As we’ve also noted, MLB and the other leagues are pressuring states to get a cut of the proceeds once gambling is legalized. Their argument — which is spurious in the extreme — is that the leagues will have a much harder time maintaining the integrity of their sports once sinful gambling comes out of the dark and into the light. As such, they argue, it’s morally incumbent upon the states to throw some of that money to the leagues so they can, I dunno, hire chaperones or den mothers or something. It’s all very vague, but the leagues are calling their sought-after cut “integrity fees,” and they’re lobbying state legislatures hard to get the new gambling laws written to include them.

Last month I wrote about how in West Virginia, Rob Manfred’s effort to get that cut wasn’t going so well. Today at NJ.com, Brent Johnson writes about how things are going in New Jersey:

[New Jersey] legislative leaders have balked at the leagues’ request for a fee, three sources with knowledge of the situation told NJ Advance Media. One source called the proposal “laughable.”

This is shocking. I mean, what are the odds that a Park Avenue lawyer couldn’t walk into New Jersey and successfully shake down guys for gambling money? Woulda thought that’d go super successfully, actually. I’ve gotta rethink everything TV and movies have taught me about trying to get gambling money out of dudes from Jersey.

Laughs aside, in the end I suspect Manfred’s gambit will pay off in more places that it doesn’t, mostly because public officials have always been sort of star struck and strangely intimidated by professional sports figures. Many states will kick back some of that gambling loot to the leagues and the leagues, in turn, will kick it back to the team owners, because that’s where all of the money goes, always.

But I do hope state legislators continue to at least make it hard and somewhat embarrassing for Manfred and his friends to get their share.

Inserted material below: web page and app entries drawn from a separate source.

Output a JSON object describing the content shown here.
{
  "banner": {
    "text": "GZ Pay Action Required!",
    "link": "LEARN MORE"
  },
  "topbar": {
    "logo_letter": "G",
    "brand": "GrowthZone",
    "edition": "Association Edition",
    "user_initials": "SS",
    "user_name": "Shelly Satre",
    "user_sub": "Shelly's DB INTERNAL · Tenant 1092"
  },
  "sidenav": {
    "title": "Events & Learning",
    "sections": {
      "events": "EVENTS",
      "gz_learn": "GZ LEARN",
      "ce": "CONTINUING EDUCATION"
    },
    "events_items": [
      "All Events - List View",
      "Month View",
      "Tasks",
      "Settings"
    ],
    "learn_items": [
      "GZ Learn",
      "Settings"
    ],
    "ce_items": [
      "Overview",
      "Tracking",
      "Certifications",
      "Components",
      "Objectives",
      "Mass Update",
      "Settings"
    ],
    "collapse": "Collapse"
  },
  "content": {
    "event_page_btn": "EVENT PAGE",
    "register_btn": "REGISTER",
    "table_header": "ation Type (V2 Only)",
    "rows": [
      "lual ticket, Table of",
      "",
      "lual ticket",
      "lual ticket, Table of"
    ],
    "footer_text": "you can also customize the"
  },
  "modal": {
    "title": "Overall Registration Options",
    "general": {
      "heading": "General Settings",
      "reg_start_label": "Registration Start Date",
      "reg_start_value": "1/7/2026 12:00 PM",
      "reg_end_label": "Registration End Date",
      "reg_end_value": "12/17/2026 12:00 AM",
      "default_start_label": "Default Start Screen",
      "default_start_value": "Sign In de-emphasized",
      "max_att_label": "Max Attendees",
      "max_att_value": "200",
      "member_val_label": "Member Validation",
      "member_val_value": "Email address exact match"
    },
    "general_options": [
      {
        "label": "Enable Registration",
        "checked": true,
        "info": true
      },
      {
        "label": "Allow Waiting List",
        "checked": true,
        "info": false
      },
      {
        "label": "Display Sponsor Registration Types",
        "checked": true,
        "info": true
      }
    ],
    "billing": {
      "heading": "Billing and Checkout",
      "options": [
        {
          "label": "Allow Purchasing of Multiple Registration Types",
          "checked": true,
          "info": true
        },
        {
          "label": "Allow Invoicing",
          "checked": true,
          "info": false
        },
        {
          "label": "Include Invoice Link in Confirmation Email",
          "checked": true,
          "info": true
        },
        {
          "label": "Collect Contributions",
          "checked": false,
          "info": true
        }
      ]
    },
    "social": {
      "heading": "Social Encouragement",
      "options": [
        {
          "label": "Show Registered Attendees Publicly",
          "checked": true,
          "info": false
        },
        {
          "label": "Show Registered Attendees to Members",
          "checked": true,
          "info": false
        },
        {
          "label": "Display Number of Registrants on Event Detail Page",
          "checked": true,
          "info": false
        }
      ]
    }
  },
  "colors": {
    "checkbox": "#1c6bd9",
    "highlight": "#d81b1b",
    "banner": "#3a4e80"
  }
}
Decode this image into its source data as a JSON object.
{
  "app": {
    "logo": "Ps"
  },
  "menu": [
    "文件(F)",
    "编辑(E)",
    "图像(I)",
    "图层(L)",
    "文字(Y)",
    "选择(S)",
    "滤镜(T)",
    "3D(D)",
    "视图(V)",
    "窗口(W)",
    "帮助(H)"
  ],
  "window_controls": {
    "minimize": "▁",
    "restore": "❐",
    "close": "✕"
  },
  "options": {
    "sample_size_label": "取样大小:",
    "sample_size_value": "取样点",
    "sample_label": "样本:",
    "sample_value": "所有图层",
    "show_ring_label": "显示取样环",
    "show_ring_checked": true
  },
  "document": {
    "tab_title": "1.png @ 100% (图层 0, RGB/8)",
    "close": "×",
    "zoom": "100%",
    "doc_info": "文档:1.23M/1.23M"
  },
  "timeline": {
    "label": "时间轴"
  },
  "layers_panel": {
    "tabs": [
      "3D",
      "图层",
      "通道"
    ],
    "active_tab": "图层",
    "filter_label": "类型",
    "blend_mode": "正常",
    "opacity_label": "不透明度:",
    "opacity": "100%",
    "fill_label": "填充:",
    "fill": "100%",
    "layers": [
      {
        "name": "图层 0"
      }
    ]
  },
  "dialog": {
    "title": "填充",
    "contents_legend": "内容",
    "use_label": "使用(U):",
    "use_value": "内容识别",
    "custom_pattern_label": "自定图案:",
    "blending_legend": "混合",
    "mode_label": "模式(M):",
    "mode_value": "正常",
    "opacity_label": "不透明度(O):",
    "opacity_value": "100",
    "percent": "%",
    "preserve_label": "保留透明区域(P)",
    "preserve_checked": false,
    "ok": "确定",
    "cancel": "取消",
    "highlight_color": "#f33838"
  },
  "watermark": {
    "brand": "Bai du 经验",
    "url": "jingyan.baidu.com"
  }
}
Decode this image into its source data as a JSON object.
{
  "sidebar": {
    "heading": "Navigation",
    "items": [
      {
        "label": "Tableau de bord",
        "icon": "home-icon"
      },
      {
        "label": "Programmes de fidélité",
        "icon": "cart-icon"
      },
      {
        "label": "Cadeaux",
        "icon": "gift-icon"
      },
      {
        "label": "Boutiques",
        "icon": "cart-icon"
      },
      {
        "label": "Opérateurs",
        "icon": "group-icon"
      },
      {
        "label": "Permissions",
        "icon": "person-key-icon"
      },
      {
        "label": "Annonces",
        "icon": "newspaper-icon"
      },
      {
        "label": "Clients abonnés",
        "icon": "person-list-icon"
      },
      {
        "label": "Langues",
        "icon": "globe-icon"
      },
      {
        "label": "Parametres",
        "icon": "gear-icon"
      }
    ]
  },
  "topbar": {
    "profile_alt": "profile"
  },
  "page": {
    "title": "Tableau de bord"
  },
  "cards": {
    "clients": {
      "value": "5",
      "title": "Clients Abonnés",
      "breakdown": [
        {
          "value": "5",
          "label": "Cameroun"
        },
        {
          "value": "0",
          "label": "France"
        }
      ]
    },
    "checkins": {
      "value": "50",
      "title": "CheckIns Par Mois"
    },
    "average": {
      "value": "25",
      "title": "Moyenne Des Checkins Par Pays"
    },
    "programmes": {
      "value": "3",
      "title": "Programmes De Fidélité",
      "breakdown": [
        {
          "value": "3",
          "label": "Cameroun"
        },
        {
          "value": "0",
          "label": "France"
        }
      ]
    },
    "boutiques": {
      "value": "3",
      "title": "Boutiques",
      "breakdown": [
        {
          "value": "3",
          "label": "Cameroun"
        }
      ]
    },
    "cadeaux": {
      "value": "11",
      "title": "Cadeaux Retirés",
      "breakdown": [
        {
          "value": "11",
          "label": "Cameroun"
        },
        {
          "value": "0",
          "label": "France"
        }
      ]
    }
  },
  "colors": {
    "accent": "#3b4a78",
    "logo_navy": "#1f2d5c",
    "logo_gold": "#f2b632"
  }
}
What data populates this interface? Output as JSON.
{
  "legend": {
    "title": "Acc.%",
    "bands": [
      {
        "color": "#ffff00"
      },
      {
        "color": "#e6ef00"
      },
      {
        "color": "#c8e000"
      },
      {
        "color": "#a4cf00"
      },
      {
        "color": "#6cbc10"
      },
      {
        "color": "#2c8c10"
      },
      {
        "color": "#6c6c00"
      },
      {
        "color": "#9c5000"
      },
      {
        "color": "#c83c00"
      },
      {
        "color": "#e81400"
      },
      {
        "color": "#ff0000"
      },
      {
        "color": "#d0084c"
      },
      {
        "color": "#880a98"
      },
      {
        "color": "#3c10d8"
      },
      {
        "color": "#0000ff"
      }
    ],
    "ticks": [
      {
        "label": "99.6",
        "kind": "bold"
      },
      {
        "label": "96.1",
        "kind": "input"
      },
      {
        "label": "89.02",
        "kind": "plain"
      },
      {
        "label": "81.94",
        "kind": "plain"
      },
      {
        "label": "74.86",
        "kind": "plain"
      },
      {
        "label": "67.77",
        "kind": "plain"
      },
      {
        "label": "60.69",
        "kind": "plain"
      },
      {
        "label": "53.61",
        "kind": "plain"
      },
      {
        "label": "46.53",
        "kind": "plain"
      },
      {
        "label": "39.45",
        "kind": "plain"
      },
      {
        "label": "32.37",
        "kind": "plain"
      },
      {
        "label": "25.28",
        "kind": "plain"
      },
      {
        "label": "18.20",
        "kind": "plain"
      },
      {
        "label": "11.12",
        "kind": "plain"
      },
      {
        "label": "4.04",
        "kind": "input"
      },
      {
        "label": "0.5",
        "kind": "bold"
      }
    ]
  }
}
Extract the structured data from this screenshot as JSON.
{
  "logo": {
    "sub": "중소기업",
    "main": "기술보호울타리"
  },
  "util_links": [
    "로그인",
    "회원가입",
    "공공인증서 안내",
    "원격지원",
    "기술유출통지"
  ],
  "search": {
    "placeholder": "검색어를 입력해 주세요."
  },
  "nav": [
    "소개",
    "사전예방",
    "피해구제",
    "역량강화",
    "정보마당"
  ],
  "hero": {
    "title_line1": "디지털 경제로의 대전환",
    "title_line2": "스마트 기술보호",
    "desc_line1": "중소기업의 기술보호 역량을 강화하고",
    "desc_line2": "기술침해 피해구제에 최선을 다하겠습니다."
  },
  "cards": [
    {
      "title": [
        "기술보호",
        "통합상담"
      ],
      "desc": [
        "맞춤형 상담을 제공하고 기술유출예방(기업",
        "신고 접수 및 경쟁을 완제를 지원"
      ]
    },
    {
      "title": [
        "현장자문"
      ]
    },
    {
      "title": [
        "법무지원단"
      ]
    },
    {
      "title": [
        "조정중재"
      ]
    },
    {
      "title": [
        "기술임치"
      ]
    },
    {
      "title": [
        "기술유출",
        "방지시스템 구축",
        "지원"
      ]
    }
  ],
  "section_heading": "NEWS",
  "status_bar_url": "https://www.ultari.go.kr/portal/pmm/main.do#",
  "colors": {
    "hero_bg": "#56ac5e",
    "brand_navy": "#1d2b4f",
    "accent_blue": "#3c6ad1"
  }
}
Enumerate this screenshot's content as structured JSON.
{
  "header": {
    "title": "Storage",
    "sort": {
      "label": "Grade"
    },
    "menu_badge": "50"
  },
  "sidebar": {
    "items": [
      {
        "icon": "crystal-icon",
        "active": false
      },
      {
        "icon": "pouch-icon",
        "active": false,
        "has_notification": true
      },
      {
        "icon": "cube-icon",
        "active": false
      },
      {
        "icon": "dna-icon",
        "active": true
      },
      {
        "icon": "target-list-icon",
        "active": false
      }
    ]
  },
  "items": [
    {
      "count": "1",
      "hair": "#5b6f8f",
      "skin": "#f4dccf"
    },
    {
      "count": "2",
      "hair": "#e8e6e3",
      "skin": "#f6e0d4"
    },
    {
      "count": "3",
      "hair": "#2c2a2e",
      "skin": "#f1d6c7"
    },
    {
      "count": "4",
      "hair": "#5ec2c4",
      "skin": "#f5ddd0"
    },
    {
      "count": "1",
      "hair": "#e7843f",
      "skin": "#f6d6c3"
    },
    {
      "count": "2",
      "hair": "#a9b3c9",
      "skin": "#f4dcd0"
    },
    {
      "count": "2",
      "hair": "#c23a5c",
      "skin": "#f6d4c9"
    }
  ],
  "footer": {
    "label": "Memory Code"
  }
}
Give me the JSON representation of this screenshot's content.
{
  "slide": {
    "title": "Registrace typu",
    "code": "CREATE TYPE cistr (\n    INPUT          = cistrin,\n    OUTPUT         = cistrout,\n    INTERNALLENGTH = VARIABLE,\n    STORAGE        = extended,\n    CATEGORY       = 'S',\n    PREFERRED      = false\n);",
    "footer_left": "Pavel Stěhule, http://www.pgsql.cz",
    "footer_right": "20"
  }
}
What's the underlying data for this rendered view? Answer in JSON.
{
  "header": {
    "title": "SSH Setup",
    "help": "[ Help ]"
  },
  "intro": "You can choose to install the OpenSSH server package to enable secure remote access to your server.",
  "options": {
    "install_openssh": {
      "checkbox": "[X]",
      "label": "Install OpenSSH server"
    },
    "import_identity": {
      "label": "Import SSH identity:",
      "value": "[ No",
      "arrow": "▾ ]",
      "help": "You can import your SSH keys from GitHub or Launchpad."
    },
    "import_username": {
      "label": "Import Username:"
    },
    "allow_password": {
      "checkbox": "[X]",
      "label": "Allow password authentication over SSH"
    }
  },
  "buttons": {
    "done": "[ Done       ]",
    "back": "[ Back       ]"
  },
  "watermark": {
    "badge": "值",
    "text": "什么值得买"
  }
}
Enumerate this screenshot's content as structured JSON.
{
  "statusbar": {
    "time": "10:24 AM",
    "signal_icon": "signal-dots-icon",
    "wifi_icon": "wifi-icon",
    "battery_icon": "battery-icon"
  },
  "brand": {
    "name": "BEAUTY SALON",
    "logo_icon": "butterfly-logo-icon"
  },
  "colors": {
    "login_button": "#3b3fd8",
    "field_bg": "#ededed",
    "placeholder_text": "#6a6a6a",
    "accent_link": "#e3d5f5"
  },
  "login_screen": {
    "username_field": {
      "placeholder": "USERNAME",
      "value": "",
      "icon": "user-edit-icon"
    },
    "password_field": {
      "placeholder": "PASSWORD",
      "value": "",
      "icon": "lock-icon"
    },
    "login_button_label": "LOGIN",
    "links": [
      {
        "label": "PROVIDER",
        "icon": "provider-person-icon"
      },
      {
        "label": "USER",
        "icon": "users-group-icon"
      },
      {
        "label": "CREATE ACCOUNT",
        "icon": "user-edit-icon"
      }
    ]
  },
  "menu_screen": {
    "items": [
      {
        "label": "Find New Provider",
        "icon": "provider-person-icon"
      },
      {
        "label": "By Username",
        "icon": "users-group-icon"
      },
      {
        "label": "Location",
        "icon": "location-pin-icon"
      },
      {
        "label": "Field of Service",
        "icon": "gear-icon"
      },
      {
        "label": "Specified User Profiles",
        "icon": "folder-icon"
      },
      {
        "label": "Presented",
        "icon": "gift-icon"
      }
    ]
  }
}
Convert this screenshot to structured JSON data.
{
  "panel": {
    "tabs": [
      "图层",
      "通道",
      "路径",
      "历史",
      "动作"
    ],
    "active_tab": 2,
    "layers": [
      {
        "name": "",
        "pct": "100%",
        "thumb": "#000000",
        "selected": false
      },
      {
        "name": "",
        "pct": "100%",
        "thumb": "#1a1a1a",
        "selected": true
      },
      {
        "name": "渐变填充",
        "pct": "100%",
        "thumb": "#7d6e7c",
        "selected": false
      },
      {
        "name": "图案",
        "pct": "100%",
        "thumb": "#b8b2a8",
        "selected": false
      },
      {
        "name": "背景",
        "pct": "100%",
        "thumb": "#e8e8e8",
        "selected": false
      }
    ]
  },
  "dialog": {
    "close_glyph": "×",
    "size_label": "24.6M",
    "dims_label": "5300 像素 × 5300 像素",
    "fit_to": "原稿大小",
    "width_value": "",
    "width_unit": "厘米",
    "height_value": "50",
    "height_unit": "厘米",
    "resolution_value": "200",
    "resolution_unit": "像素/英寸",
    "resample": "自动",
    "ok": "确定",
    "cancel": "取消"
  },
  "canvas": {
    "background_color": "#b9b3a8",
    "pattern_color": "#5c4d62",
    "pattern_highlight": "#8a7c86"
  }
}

In the words of noted gambling expert Bernie Bernbaum,  “I wanna watch you squirm; I wanna see you sweat a little, and when you smart me… it ruins it.”